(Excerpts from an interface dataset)
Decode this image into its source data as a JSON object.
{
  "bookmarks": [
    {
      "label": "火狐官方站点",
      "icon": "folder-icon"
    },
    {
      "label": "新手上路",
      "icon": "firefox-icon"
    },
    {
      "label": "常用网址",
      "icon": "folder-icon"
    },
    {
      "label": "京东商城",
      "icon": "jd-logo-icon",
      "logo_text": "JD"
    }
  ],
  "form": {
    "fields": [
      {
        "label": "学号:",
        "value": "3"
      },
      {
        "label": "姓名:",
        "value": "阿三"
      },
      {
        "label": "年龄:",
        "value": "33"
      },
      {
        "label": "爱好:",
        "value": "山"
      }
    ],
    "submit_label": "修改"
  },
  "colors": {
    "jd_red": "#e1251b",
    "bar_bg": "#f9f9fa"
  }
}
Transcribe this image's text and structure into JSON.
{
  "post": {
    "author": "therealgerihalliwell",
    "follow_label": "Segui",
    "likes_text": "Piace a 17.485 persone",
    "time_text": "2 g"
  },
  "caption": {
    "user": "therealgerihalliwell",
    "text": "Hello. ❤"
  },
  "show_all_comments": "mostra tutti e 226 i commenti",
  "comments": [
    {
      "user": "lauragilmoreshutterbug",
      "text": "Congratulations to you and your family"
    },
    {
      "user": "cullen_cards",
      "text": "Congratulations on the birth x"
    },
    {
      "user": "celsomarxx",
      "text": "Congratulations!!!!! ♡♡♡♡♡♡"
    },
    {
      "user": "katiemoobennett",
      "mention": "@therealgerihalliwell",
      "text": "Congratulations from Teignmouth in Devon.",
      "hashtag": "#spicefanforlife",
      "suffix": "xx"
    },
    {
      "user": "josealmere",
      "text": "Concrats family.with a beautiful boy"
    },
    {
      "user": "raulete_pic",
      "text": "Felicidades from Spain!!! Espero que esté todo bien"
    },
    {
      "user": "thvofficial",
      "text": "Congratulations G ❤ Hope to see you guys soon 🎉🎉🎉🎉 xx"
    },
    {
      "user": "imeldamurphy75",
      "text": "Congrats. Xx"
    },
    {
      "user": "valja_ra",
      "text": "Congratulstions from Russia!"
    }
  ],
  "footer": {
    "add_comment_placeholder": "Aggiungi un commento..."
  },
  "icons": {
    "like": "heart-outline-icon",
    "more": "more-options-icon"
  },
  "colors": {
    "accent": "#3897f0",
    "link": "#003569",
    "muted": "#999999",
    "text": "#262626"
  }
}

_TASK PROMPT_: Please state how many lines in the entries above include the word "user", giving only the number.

_OUTPUT OF THE TASK_: 10